Website and app data records
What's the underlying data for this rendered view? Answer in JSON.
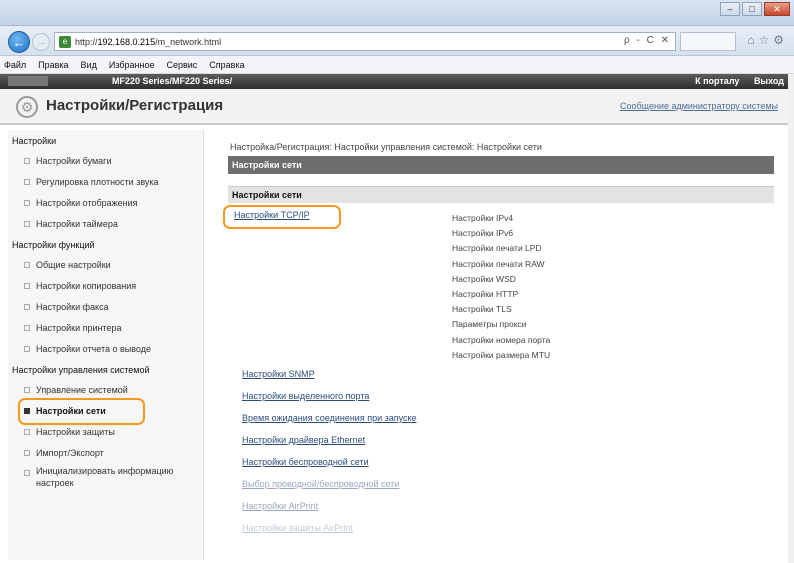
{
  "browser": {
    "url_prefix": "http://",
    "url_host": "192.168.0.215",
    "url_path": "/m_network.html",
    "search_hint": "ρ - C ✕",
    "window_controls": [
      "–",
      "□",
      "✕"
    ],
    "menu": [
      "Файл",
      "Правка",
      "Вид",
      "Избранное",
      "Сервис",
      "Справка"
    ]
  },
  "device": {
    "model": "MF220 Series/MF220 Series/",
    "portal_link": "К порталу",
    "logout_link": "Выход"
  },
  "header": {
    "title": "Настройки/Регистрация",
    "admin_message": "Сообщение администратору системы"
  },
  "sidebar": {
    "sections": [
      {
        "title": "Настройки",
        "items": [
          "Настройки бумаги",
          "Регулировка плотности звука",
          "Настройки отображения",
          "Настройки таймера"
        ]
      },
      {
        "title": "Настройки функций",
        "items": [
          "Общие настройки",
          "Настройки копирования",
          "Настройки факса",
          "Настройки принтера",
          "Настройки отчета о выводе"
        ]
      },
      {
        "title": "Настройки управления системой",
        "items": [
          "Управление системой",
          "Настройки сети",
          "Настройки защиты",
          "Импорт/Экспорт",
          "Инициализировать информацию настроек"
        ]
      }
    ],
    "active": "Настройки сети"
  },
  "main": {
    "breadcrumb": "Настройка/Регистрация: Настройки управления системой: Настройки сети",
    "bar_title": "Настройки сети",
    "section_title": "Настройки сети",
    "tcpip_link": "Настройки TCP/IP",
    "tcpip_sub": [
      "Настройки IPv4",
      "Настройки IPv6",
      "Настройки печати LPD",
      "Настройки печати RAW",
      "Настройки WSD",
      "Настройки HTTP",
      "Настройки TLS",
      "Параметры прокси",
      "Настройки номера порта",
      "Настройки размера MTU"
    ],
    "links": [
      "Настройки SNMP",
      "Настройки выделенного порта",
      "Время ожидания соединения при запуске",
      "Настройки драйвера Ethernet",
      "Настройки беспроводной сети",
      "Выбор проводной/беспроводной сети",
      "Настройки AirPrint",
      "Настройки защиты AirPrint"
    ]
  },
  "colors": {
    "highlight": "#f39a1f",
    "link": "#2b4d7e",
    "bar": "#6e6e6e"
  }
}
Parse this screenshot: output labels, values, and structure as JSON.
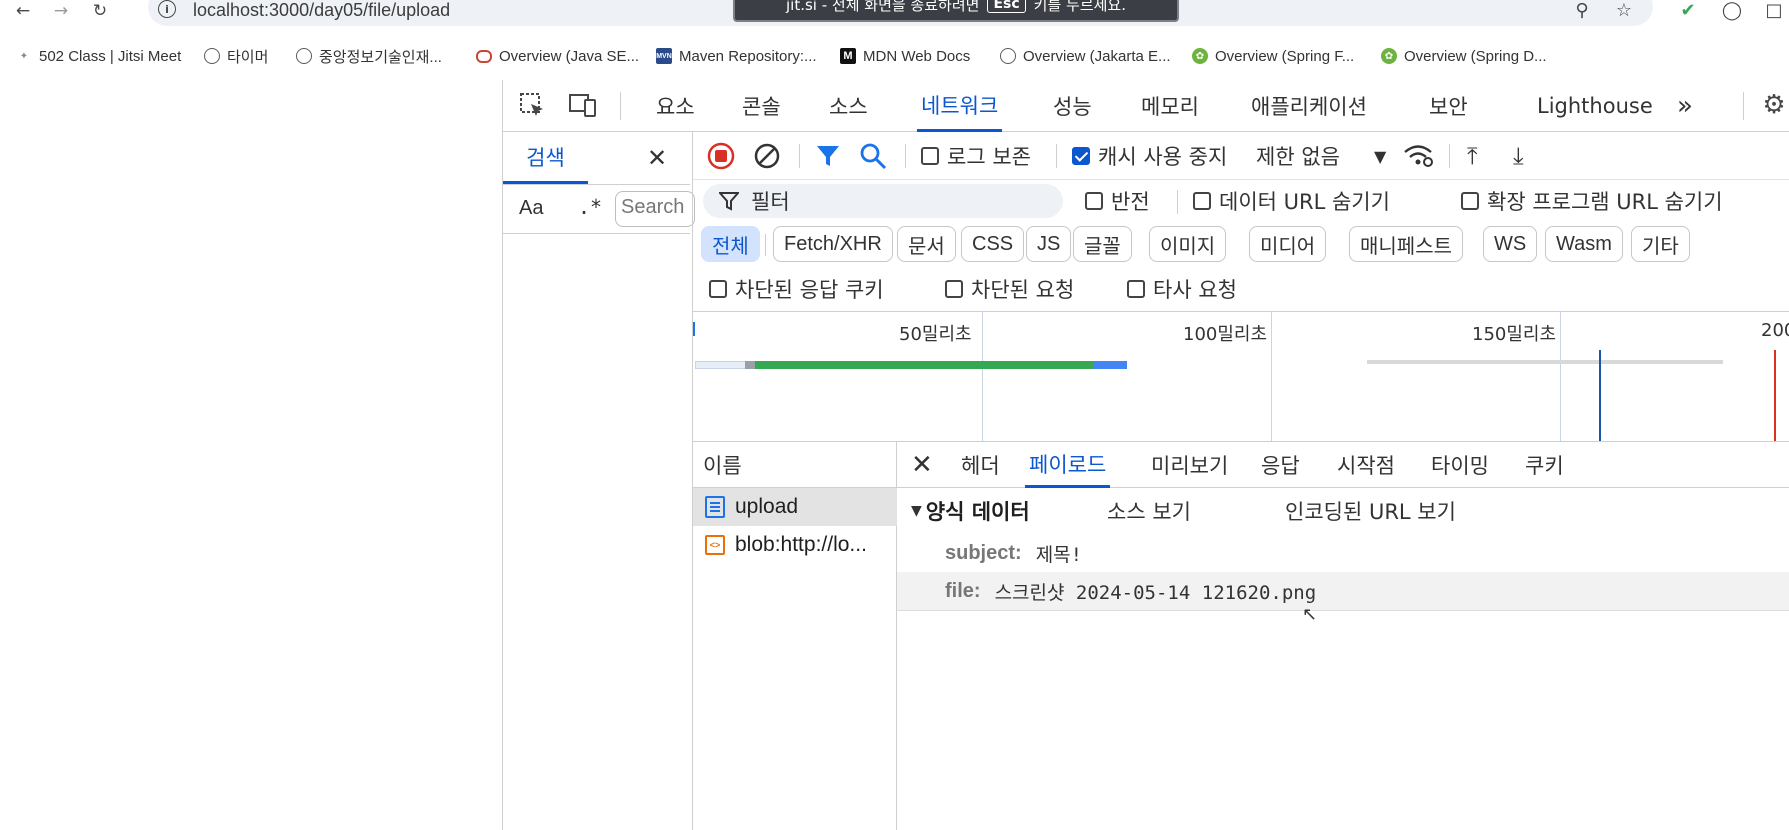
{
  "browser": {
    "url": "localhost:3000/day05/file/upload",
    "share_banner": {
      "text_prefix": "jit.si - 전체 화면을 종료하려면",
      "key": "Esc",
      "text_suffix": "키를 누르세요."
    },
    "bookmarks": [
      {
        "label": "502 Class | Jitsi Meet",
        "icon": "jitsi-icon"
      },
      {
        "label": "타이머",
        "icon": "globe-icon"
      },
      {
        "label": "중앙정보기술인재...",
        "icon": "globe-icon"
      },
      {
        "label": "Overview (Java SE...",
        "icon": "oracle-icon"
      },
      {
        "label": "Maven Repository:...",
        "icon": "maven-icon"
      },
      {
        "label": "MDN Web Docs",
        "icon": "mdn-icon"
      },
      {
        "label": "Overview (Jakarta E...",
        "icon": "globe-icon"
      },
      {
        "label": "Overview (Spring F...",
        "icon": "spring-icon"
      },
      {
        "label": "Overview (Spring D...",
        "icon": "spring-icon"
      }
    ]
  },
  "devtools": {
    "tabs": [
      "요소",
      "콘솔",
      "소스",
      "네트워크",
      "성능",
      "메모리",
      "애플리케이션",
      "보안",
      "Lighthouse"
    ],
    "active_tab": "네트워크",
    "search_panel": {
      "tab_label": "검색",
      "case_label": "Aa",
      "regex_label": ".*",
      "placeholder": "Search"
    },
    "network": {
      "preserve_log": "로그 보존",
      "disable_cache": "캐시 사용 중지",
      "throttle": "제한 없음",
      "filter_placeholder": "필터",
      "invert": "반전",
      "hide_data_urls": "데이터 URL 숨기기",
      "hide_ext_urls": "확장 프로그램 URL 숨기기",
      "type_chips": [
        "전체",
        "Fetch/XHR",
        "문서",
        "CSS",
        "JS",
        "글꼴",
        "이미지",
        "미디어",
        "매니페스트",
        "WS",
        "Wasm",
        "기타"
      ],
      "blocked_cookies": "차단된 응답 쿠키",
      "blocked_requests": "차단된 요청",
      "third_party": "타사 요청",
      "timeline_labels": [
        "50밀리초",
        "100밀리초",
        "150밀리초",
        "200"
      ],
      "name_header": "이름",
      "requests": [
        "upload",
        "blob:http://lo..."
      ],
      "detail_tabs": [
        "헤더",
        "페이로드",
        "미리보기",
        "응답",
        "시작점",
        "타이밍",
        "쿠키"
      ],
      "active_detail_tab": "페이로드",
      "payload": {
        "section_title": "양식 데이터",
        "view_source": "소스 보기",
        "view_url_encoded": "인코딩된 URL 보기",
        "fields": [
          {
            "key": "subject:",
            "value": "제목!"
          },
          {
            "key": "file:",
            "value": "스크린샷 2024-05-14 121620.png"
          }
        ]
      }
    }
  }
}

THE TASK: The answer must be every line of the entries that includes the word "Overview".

ANSWER TO THE PROBLEM:
        "label": "Overview (Java SE...",
        "label": "Overview (Jakarta E...",
        "label": "Overview (Spring F...",
        "label": "Overview (Spring D...",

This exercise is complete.